Common Halloween hazards for pets
It’s Halloween and festivities are in full swing. There’s candy to give out, costumes, decorations, lights, and trick-or-treaters ready to ring your doorbell. With so much going on, your pet may not be the first thing on your mind – but Halloween can be a scary experience for our pets, and it does present a few hazards. Curious pets may be extra keen to get into areas they shouldn’t, like candy, decorations, or lit candles inside of jack-o-lanterns.
While an emergency vet trip is the last thing anyone wants, we want to remind pet owners that we are open 24/7, walk-ins welcome. We are VECCS Level 1 certified and capable of handling even the most critical, life-threatening emergencies and trauma. If your pet does happen to get into candy, treats, or wrappers, contact your emergency veterinarian right away, or call the Pet Poison Helpline. If you’re unsure whether your pet ingested candy, be sure to monitor them for signs of drooling, pacing, vomiting, or diarrhea.
Get ahead of the following pet hazards this spooky season with our safety tips:
Generally, human candy and foods should be kept away from pets! Here are a few of the more toxic ones that you might see at Halloween:
- Chocolate – Chocolate contains theobromine and caffeine, which can cause vomiting, diarrhea, rapid breathing, and even seizures or death in pets.
- Xylitol – a sugar substitute commonly found in sugar-free gum and some peanut butter brands, Xylitol can cause a rapid release of insulin in pets, leading to low blood sugar and seizures.
- Grapes and Raisins – Grapes and raisins can lead to kidney failure in dogs, causing symptoms like vomiting, lethargy, and loss of appetite.
- Macadamia Nuts – Macadamia nuts can cause muscle tremors, weakness, vomiting, and an increased body temperature in dogs.
- Alcohol – Alcohol can lead to alcohol poisoning in pets, resulting in symptoms like vomiting, diarrhea, coordination problems, and, in severe cases, respiratory failure.
Another important candy-related pet hazard to remember are candy wrappers. Dogs and cats may be attracted to shiny wrappers, which are choking hazards and can cause serious health issues for your pet if ingested.
Pet Halloween costumes are adorable but may not be suitable for all pets. They can cause anxiety and stress. Along with the possibility of an unexpected choking hazard, you should also note that costumes may cause additional stress for anxious pets. While you may enjoy dressing your pet up for Halloween, they may feel differently.
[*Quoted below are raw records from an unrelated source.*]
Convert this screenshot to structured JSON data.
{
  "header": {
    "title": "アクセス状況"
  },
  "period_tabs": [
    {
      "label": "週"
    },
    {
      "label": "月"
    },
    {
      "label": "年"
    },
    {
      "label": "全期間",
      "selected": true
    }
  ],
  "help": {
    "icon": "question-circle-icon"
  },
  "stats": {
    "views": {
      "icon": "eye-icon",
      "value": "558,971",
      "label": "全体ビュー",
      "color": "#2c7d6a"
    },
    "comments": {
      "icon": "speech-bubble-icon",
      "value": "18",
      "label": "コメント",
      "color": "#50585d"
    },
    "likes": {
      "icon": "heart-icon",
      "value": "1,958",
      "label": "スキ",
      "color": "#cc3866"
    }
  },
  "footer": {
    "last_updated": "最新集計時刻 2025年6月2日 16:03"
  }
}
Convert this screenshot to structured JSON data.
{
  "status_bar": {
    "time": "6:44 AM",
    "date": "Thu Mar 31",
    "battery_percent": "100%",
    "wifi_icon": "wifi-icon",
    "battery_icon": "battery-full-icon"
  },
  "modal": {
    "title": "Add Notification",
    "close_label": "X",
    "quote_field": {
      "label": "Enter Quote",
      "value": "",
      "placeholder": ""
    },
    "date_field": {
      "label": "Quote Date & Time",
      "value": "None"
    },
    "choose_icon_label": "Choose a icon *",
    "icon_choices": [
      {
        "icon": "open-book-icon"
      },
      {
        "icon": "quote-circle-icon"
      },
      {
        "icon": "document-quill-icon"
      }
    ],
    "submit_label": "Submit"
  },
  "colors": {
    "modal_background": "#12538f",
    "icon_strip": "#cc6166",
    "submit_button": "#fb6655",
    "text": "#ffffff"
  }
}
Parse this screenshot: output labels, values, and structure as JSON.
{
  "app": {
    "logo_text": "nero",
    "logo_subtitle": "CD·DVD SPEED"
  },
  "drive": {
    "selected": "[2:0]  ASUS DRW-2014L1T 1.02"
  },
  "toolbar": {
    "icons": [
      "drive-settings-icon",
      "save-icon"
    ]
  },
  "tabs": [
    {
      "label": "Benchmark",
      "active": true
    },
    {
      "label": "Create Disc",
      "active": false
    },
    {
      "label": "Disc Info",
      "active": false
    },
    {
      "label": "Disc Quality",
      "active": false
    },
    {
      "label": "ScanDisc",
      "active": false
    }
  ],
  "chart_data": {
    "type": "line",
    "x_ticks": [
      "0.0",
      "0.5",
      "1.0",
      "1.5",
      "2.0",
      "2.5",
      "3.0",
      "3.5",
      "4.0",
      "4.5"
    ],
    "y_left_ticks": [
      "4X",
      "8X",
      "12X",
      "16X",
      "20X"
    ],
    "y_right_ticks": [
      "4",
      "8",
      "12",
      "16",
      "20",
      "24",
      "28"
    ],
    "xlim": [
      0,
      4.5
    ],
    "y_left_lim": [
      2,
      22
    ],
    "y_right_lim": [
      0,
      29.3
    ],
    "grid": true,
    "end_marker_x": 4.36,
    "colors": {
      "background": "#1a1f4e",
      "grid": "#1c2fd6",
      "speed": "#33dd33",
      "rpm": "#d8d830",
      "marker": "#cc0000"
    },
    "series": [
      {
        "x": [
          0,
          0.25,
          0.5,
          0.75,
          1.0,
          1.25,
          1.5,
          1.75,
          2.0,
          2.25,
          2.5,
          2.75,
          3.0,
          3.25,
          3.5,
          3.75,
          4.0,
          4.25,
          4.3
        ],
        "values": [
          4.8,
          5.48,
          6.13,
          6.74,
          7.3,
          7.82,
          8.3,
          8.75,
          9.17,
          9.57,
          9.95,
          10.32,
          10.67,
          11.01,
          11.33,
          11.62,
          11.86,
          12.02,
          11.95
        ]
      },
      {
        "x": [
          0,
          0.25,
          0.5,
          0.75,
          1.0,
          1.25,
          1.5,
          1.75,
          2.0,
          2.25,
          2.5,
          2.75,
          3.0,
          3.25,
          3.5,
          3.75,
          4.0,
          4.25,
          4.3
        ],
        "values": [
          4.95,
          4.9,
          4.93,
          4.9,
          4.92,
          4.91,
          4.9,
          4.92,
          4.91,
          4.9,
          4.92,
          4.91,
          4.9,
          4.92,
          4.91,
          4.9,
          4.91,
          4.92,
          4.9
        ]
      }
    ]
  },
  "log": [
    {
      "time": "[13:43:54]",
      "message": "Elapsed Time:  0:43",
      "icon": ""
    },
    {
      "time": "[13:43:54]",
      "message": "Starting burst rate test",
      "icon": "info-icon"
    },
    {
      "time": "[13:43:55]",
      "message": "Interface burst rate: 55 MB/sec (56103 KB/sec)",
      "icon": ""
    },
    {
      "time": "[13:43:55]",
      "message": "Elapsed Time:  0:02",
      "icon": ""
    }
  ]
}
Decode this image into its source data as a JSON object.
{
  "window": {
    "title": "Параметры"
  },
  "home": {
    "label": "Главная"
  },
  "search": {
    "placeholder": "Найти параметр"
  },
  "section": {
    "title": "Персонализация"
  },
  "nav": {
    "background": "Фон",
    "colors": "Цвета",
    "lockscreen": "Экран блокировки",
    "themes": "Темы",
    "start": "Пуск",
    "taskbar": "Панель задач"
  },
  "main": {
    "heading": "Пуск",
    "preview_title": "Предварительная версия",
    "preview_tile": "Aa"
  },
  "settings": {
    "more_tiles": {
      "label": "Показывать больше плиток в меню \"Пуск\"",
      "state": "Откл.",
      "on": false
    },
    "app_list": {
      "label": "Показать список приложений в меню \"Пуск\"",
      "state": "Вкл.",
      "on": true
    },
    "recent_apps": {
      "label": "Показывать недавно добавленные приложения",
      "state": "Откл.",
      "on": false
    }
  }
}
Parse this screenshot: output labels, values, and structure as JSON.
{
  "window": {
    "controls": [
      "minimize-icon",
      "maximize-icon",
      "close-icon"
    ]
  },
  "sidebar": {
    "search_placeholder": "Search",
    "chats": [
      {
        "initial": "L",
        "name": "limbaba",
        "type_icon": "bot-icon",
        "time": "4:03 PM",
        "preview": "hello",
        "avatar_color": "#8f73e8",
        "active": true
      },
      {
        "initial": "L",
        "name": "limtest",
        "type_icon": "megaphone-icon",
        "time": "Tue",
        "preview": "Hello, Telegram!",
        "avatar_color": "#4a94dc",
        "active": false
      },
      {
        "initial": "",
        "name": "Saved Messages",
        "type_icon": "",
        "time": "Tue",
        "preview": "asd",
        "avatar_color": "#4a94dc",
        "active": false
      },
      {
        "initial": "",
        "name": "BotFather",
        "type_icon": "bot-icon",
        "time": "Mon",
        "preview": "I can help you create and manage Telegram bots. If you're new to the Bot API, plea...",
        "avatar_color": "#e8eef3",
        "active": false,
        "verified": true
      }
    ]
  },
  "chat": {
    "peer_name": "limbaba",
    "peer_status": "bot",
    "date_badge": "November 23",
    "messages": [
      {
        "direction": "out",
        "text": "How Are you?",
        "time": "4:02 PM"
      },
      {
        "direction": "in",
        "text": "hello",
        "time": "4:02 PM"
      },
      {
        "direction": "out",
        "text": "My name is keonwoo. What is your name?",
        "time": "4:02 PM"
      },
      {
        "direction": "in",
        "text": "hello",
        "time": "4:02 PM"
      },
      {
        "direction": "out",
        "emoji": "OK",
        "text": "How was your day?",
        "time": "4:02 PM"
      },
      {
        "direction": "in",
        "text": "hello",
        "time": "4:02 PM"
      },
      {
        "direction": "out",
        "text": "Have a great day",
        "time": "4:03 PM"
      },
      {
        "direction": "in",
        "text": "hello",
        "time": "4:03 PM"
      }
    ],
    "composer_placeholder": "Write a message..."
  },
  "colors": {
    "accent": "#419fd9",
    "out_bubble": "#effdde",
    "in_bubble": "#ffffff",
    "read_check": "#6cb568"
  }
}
Keep in mind that pets may become overstimulated by fabric from pet costumes and exhibit stressed behavior as a result.
Here are some tips to make sure your pet costume is safe:
- Ensure the costume fits properly and is comfortable.
- Check that there are no pieces that easily can be chewed off or cause choking.
- Ensure it doesn’t block your pet’s sight, hearing, breathing, mouth, or movement.
- Take time before Halloween to get your pet accustomed to the costume, and never leave a costumed pet unsupervised.
If you’re really hoping to dress your pet up for Halloween, you may want to try introducing costumes slowly and over time. Start out with a simple bandana or bow-tie collar attachment and work your way up from there.
Be sure to keep decorations out of your pet’s reach! Some common hazards are:
- glow sticks
- faux spider webs
- lit candles
- small plastic decorations that are easily swallowed
The constant ringing of your doorbell by spooky strangers may make your pet anxious or scared. Keep an eye on their body language! You may also run the risk of your pet running out the front door if you don’t keep them contained.
To help keep your pets safe while passing out candy to trick-or-treaters, you might want to keep them in a separate and secure area of the house, with access to fresh water, food, and a litter box if applicable. If left to their own devices, a curious or stressed dog or cat may try to escape from an open door during trick-or-treating. Be sure that your pet is equipped with an ID tag and microchip if you plan to leave them around open doors.